About this task =>
What you return must match the records exactly, line for line.

Exercise materials =>

-*-*-

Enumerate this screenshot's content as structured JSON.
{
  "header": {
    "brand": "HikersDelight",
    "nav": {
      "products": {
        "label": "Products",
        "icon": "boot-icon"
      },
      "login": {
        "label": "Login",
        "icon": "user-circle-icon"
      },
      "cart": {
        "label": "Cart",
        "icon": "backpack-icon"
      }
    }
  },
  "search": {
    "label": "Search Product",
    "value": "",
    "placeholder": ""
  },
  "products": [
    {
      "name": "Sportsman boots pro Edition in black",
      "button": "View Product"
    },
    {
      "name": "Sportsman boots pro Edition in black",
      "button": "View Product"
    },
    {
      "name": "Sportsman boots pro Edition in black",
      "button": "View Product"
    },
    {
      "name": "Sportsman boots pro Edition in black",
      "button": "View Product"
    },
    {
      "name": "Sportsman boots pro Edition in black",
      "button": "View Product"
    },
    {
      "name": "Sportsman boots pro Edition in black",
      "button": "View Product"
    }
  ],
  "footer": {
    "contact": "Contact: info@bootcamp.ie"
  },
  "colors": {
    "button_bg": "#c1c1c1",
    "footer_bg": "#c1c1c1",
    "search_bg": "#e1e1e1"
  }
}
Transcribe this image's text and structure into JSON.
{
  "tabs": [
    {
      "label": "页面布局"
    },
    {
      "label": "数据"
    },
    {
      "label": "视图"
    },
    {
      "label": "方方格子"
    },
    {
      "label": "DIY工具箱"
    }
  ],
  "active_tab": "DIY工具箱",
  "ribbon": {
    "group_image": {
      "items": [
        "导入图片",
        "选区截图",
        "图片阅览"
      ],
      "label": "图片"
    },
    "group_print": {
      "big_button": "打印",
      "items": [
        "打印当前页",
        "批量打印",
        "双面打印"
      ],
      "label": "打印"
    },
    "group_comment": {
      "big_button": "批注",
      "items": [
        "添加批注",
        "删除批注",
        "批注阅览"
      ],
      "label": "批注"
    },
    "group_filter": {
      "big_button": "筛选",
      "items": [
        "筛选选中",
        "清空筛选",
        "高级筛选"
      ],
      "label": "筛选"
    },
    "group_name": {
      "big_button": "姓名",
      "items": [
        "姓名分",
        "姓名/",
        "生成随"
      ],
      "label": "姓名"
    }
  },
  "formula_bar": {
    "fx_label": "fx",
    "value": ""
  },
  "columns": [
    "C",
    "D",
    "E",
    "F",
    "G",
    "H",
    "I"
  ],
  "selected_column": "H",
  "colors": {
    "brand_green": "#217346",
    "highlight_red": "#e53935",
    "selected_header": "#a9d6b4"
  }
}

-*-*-

Solution to this task =>
Enumerate this screenshot's content as structured JSON.
{
  "header": {
    "brand": "HikersDelight",
    "nav": {
      "products": {
        "label": "Products",
        "icon": "boot-icon"
      },
      "login": {
        "label": "Login",
        "icon": "user-circle-icon"
      },
      "cart": {
        "label": "Cart",
        "icon": "backpack-icon"
      }
    }
  },
  "search": {
    "label": "Search Product",
    "value": "",
    "placeholder": ""
  },
  "products": [
    {
      "name": "Sportsman boots pro Edition in black",
      "button": "View Product"
    },
    {
      "name": "Sportsman boots pro Edition in black",
      "button": "View Product"
    },
    {
      "name": "Sportsman boots pro Edition in black",
      "button": "View Product"
    },
    {
      "name": "Sportsman boots pro Edition in black",
      "button": "View Product"
    },
    {
      "name": "Sportsman boots pro Edition in black",
      "button": "View Product"
    },
    {
      "name": "Sportsman boots pro Edition in black",
      "button": "View Product"
    }
  ],
  "footer": {
    "contact": "Contact: info@bootcamp.ie"
  },
  "colors": {
    "button_bg": "#c1c1c1",
    "footer_bg": "#c1c1c1",
    "search_bg": "#e1e1e1"
  }
}
Transcribe this image's text and structure into JSON.
{
  "tabs": [
    {
      "label": "页面布局"
    },
    {
      "label": "数据"
    },
    {
      "label": "视图"
    },
    {
      "label": "方方格子"
    },
    {
      "label": "DIY工具箱"
    }
  ],
  "active_tab": "DIY工具箱",
  "ribbon": {
    "group_image": {
      "items": [
        "导入图片",
        "选区截图",
        "图片阅览"
      ],
      "label": "图片"
    },
    "group_print": {
      "big_button": "打印",
      "items": [
        "打印当前页",
        "批量打印",
        "双面打印"
      ],
      "label": "打印"
    },
    "group_comment": {
      "big_button": "批注",
      "items": [
        "添加批注",
        "删除批注",
        "批注阅览"
      ],
      "label": "批注"
    },
    "group_filter": {
      "big_button": "筛选",
      "items": [
        "筛选选中",
        "清空筛选",
        "高级筛选"
      ],
      "label": "筛选"
    },
    "group_name": {
      "big_button": "姓名",
      "items": [
        "姓名分",
        "姓名/",
        "生成随"
      ],
      "label": "姓名"
    }
  },
  "formula_bar": {
    "fx_label": "fx",
    "value": ""
  },
  "columns": [
    "C",
    "D",
    "E",
    "F",
    "G",
    "H",
    "I"
  ],
  "selected_column": "H",
  "colors": {
    "brand_green": "#217346",
    "highlight_red": "#e53935",
    "selected_header": "#a9d6b4"
  }
}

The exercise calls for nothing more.